It appears that Wan and Whannell are trying to grow up a little as filmmakers with Insidious, and it’s easily their most assured and entertaining film. Wan isn’t much of a stylist, but he orchestrates the scares confidently, and he’s clearly learned a few tricks from the John Carpenter playbook of allowing the audience to see things in the frame that the characters can’t, while Whannell’s script is generally funny and scary in the places it’s supposed to be. And one scene, the obligatory séance encounter that includes a physic ghostbuster played by Lin Shaye, is a kooky knock-out—a bizarrely terrifying marriage of exploding light bulbs and a gas mask that recalls Blue Velvet.
Yet Insidious is still basically a toy that’s devoid of nearly all subtext and symbolism, an exercise more than a movie, which is a pronounced disappointment considering that the first half at least flirts with exploring the damage that a sick child can do to a marriage (the film’s ending, a nice sick joke, belatedly returns to this theme). Renai is initially set up as the family’s true source of strength, but Wan and Whannell wimp out on that idea with a lame third-act revelation that puts Josh at center stage.
Disappointments aside, it’s clear more than ever before that these filmmakers are talented, and there’s one scene here that’s authentically terrific, a moment in which Wan and Whannell achieve something deeper than scares of the enjoyable bump-in-the-night variety: Josh, skeptical of the ghostbuster’s claim that their son has been intermingling with the dead and damned for some time, comes upon a series of pictures that Dalton has drawn of his otherworldly trips, pictures that would generally be glossed over as child’s play, as fantasies you humor with a polite half nod to as you crack your five o’clock beer. For a few minutes, the filmmakers truly earn their title, capturing with shocking poignancy how easily we can let someone we love get away from us…right under our noses.
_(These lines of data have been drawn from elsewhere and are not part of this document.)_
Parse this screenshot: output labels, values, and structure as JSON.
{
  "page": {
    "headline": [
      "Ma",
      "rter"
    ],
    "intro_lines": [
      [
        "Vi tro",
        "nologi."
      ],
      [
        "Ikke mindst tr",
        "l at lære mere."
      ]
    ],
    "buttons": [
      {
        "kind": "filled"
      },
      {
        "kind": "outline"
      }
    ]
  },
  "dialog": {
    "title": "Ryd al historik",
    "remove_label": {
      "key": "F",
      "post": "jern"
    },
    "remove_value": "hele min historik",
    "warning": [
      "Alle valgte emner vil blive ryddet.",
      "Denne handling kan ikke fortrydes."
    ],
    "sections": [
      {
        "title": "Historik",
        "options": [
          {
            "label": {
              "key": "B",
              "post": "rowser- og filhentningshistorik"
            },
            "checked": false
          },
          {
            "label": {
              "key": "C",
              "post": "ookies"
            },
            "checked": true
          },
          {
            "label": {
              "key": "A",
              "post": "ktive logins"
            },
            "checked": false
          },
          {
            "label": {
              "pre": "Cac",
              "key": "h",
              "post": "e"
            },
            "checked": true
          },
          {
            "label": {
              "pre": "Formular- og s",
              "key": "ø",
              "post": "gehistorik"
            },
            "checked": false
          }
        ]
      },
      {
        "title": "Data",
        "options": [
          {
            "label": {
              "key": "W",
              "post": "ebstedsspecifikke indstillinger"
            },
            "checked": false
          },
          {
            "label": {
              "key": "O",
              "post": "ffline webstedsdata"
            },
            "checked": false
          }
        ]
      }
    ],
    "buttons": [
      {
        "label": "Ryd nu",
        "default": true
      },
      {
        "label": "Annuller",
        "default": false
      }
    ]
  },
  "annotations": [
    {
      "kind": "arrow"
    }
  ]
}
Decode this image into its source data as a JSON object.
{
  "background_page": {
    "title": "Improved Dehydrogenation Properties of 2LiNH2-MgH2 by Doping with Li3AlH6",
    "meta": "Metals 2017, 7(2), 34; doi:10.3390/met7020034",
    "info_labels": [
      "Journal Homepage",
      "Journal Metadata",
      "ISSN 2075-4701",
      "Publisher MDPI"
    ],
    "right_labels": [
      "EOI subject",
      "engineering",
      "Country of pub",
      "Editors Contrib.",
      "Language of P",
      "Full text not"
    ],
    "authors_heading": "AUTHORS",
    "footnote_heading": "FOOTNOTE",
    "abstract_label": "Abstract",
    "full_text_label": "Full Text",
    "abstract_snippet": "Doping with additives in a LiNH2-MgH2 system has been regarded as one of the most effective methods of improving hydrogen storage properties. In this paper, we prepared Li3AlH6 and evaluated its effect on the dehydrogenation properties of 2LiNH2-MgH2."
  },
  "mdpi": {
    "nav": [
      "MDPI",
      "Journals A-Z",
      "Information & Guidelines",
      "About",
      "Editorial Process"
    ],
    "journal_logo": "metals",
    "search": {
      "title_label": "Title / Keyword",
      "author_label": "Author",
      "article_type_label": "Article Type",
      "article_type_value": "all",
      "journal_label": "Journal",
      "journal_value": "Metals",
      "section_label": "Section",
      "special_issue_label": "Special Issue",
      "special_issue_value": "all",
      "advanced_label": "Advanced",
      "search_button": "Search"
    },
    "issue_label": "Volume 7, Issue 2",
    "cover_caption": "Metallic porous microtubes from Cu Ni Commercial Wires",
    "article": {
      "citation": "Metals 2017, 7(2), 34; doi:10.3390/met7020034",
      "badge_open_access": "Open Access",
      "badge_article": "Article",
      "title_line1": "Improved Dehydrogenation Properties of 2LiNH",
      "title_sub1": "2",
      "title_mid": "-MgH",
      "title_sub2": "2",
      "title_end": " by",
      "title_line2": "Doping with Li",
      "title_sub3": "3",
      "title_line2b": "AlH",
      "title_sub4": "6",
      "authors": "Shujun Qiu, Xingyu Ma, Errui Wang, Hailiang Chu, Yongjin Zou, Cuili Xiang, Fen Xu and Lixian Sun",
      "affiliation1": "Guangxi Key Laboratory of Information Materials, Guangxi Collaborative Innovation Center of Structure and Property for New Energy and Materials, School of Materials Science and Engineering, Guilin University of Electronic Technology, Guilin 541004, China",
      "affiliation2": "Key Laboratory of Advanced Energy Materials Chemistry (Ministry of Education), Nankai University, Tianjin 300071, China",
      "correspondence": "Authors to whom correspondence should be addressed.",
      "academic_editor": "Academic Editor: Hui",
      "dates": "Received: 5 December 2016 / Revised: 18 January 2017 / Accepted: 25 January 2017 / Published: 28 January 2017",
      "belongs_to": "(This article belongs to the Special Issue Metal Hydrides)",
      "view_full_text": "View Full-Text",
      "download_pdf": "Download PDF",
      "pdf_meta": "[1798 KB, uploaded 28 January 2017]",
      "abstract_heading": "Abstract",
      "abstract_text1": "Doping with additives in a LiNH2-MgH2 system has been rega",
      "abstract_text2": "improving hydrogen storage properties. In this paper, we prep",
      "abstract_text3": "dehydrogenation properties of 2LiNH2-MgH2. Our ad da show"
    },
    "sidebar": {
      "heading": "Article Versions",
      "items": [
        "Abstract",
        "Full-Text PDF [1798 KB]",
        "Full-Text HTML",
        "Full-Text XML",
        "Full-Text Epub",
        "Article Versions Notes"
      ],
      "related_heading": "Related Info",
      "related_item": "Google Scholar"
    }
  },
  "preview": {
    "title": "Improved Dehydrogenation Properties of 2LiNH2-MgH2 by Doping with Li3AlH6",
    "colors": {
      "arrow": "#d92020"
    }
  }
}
The blues and blacks are a little soft, which particularly hurts the clarity of the inter-dimensional hide and seek that compromises most of the third act. The reds pop with shocking clarity that surpasses the theatrical print though, which considerably enhances the creepiness of that Darth Maul-like baddie. The audio presentation is much more successful, ably balancing the flamboyant horror-movie score with the more subtle ambient sounds that can make or break this type of film. Overall, a decent presentation.
The extras aren't any more substantial than the filler you find on a typical DVD, but they are more relaxed, a nice deviation from the absurd self-seriousness that characterizes most kiss-ass promo materials. In "Horror 101," James Wan and Leigh Whannell briefly discuss the various types of films they were riffing on with Insidious, which originated with their desire to make a haunted-house movie that morphed into a possession film, among other things. "On Set with Insidious" lets us see the crew on set filming and clowning around, with the most charming episode pertaining to Wan's efforts to convince Tyler Simpkins that the scary demons aren't real. "Insidious Entities" gives the costume and makeup specialists the spotlight, allowing them to discuss the various period influences that went into creating the film's silly but admittedly neat demons. Taken together, the three features offer about 25 minutes of material that succinctly celebrates a group of technicians who appear to be giddy at the opportunity for paid make-belief. Soft-soapy? You bet, but at least these features are fun.
An engagingly unassuming presentation of an effective yet disappointingly derivative shocker.